- Assigned task: Reproduce each line below precisely. Drop the pictures.

[Collected data entries]
..............................

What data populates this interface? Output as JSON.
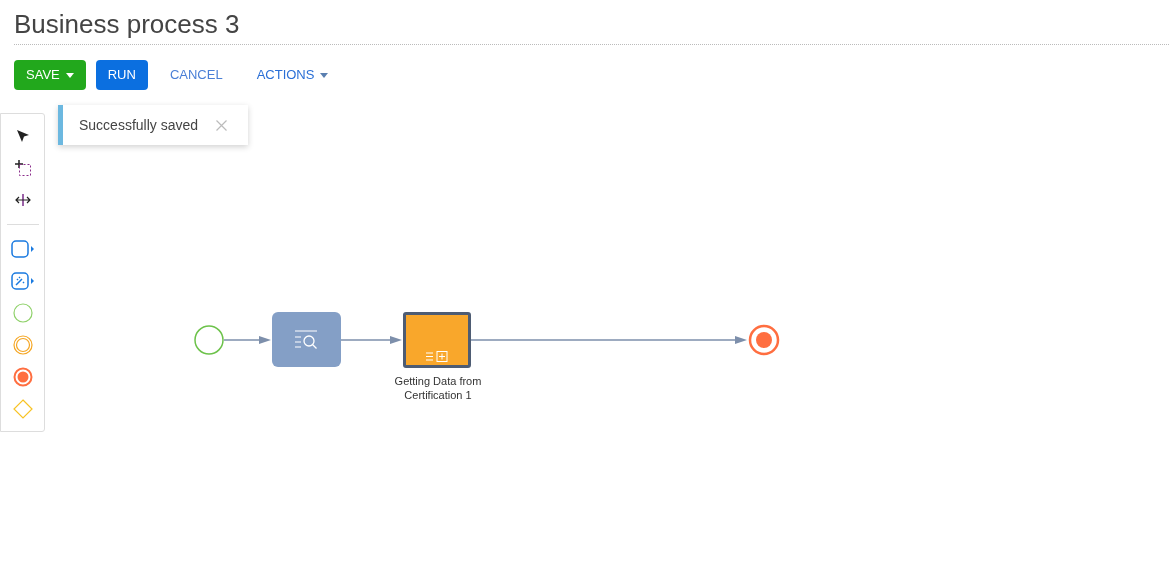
{
  "title": "Business process 3",
  "toolbar": [
    {
      "label": "SAVE",
      "kind": "primary-dropdown"
    },
    {
      "label": "RUN",
      "kind": "primary"
    },
    {
      "label": "CANCEL",
      "kind": "link"
    },
    {
      "label": "ACTIONS",
      "kind": "link-dropdown"
    }
  ],
  "notification": {
    "text": "Successfully saved"
  },
  "palette": [
    {
      "kind": "pointer"
    },
    {
      "kind": "lasso"
    },
    {
      "kind": "space"
    },
    {
      "kind": "divider"
    },
    {
      "kind": "task"
    },
    {
      "kind": "auto-task"
    },
    {
      "kind": "start"
    },
    {
      "kind": "intermediate"
    },
    {
      "kind": "end"
    },
    {
      "kind": "gateway"
    }
  ],
  "diagram": {
    "nodes": [
      {
        "kind": "start"
      },
      {
        "kind": "read-data"
      },
      {
        "kind": "subprocess",
        "label": "Getting Data from Certification 1"
      },
      {
        "kind": "end"
      }
    ]
  }
}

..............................

- Answer for the task:
What data populates this interface? Output as JSON.
{
  "title": "Business process 3",
  "toolbar": [
    {
      "label": "SAVE",
      "kind": "primary-dropdown"
    },
    {
      "label": "RUN",
      "kind": "primary"
    },
    {
      "label": "CANCEL",
      "kind": "link"
    },
    {
      "label": "ACTIONS",
      "kind": "link-dropdown"
    }
  ],
  "notification": {
    "text": "Successfully saved"
  },
  "palette": [
    {
      "kind": "pointer"
    },
    {
      "kind": "lasso"
    },
    {
      "kind": "space"
    },
    {
      "kind": "divider"
    },
    {
      "kind": "task"
    },
    {
      "kind": "auto-task"
    },
    {
      "kind": "start"
    },
    {
      "kind": "intermediate"
    },
    {
      "kind": "end"
    },
    {
      "kind": "gateway"
    }
  ],
  "diagram": {
    "nodes": [
      {
        "kind": "start"
      },
      {
        "kind": "read-data"
      },
      {
        "kind": "subprocess",
        "label": "Getting Data from Certification 1"
      },
      {
        "kind": "end"
      }
    ]
  }
}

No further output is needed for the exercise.